DATA TO USE below:

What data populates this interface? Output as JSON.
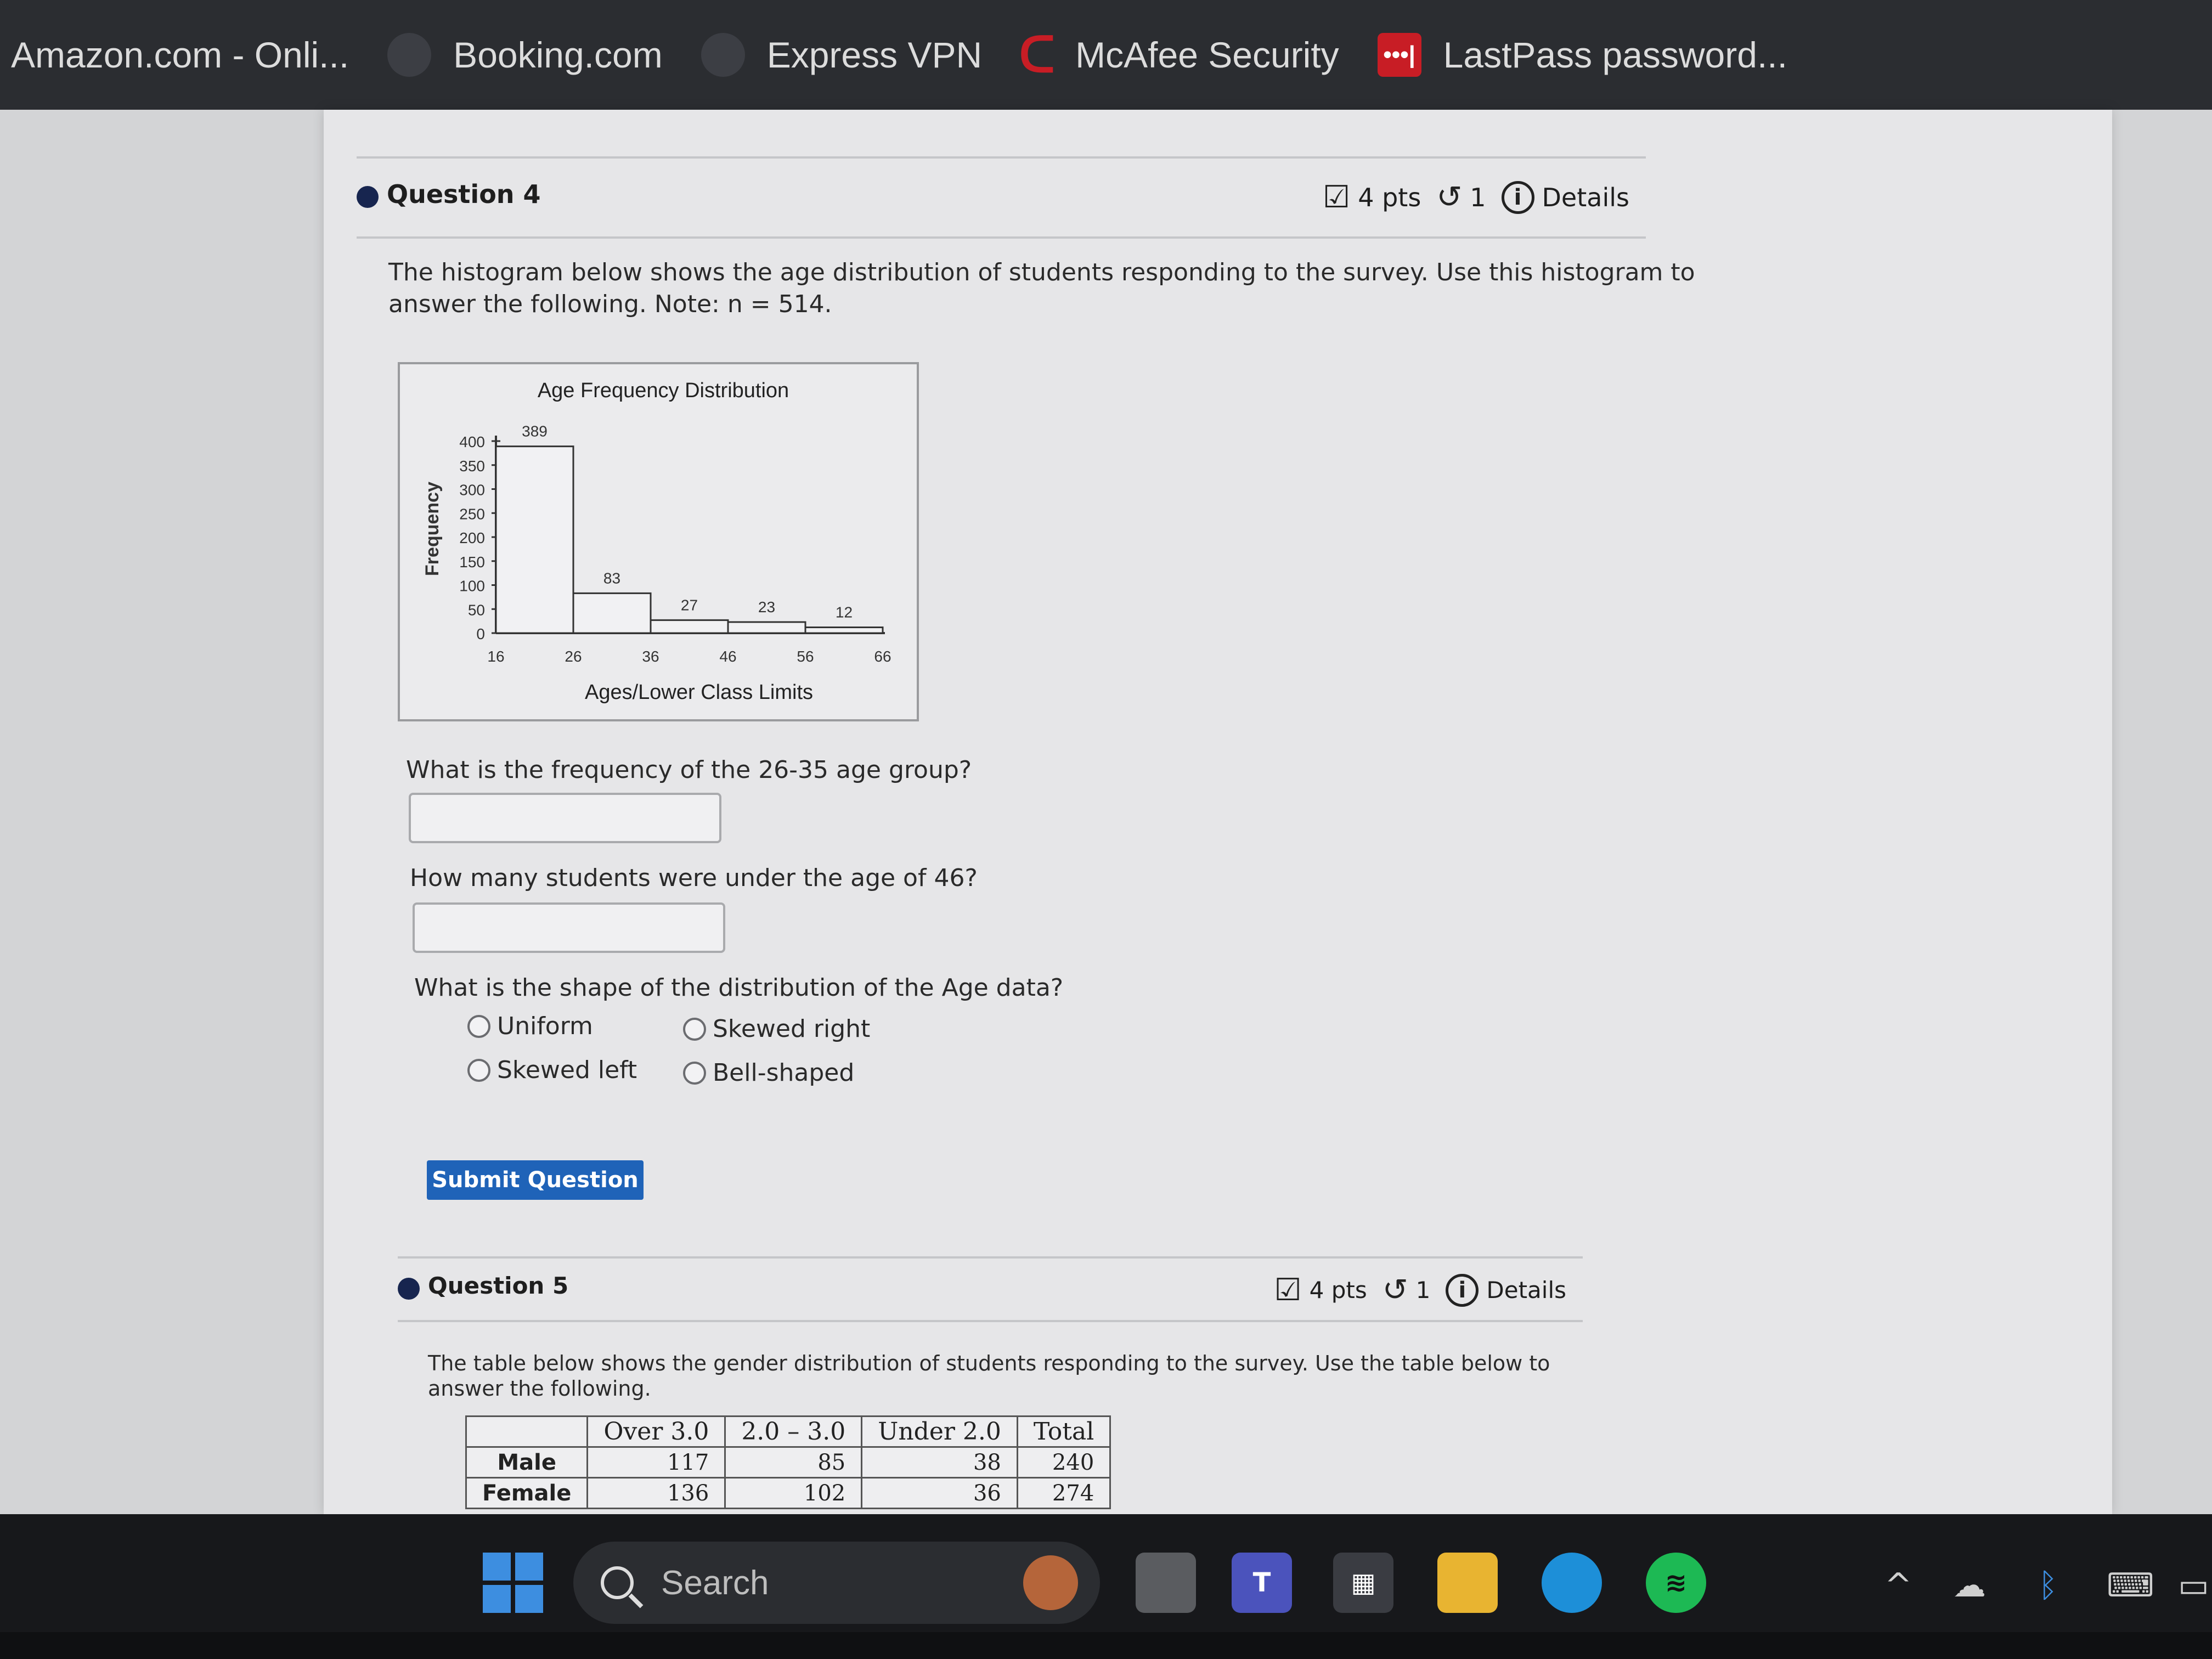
{
  "bookmarks": [
    {
      "label": "Amazon.com - Onli...",
      "icon": "amazon-icon"
    },
    {
      "label": "Booking.com",
      "icon": "booking-icon"
    },
    {
      "label": "Express VPN",
      "icon": "expressvpn-icon"
    },
    {
      "label": "McAfee Security",
      "icon": "mcafee-icon"
    },
    {
      "label": "LastPass password...",
      "icon": "lastpass-icon",
      "fav_text": "•••|"
    }
  ],
  "q4": {
    "title": "Question 4",
    "pts": "4 pts",
    "attempts": "1",
    "details": "Details",
    "prompt_line1": "The histogram below shows the age distribution of students responding to the survey. Use this histogram to",
    "prompt_line2": "answer the following. Note: n = 514.",
    "sub1": "What is the frequency of the 26-35 age group?",
    "sub2": "How many students were under the age of 46?",
    "sub3": "What is the shape of the distribution of the Age data?",
    "options": [
      "Uniform",
      "Skewed right",
      "Skewed left",
      "Bell-shaped"
    ],
    "submit": "Submit Question"
  },
  "chart_data": {
    "type": "bar",
    "title": "Age Frequency Distribution",
    "xlabel": "Ages/Lower Class Limits",
    "ylabel": "Frequency",
    "bin_edges": [
      16,
      26,
      36,
      46,
      56,
      66
    ],
    "values": [
      389,
      83,
      27,
      23,
      12
    ],
    "yticks": [
      0,
      50,
      100,
      150,
      200,
      250,
      300,
      350,
      400
    ],
    "ylim": [
      0,
      400
    ],
    "grid": false
  },
  "q5": {
    "title": "Question 5",
    "pts": "4 pts",
    "attempts": "1",
    "details": "Details",
    "prompt_line1": "The table below shows the gender distribution of students responding to the survey. Use the table below to",
    "prompt_line2": "answer the following.",
    "table": {
      "headers": [
        "",
        "Over  3.0",
        "2.0 – 3.0",
        "Under  2.0",
        "Total"
      ],
      "rows": [
        [
          "Male",
          "117",
          "85",
          "38",
          "240"
        ],
        [
          "Female",
          "136",
          "102",
          "36",
          "274"
        ]
      ]
    }
  },
  "taskbar": {
    "search_placeholder": "Search"
  }
}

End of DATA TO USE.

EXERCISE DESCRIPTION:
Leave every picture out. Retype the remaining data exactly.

ANSWER TO THIS PROBLEM:
What data populates this interface? Output as JSON.
{
  "bookmarks": [
    {
      "label": "Amazon.com - Onli...",
      "icon": "amazon-icon"
    },
    {
      "label": "Booking.com",
      "icon": "booking-icon"
    },
    {
      "label": "Express VPN",
      "icon": "expressvpn-icon"
    },
    {
      "label": "McAfee Security",
      "icon": "mcafee-icon"
    },
    {
      "label": "LastPass password...",
      "icon": "lastpass-icon",
      "fav_text": "•••|"
    }
  ],
  "q4": {
    "title": "Question 4",
    "pts": "4 pts",
    "attempts": "1",
    "details": "Details",
    "prompt_line1": "The histogram below shows the age distribution of students responding to the survey. Use this histogram to",
    "prompt_line2": "answer the following. Note: n = 514.",
    "sub1": "What is the frequency of the 26-35 age group?",
    "sub2": "How many students were under the age of 46?",
    "sub3": "What is the shape of the distribution of the Age data?",
    "options": [
      "Uniform",
      "Skewed right",
      "Skewed left",
      "Bell-shaped"
    ],
    "submit": "Submit Question"
  },
  "chart_data": {
    "type": "bar",
    "title": "Age Frequency Distribution",
    "xlabel": "Ages/Lower Class Limits",
    "ylabel": "Frequency",
    "bin_edges": [
      16,
      26,
      36,
      46,
      56,
      66
    ],
    "values": [
      389,
      83,
      27,
      23,
      12
    ],
    "yticks": [
      0,
      50,
      100,
      150,
      200,
      250,
      300,
      350,
      400
    ],
    "ylim": [
      0,
      400
    ],
    "grid": false
  },
  "q5": {
    "title": "Question 5",
    "pts": "4 pts",
    "attempts": "1",
    "details": "Details",
    "prompt_line1": "The table below shows the gender distribution of students responding to the survey. Use the table below to",
    "prompt_line2": "answer the following.",
    "table": {
      "headers": [
        "",
        "Over  3.0",
        "2.0 – 3.0",
        "Under  2.0",
        "Total"
      ],
      "rows": [
        [
          "Male",
          "117",
          "85",
          "38",
          "240"
        ],
        [
          "Female",
          "136",
          "102",
          "36",
          "274"
        ]
      ]
    }
  },
  "taskbar": {
    "search_placeholder": "Search"
  }
}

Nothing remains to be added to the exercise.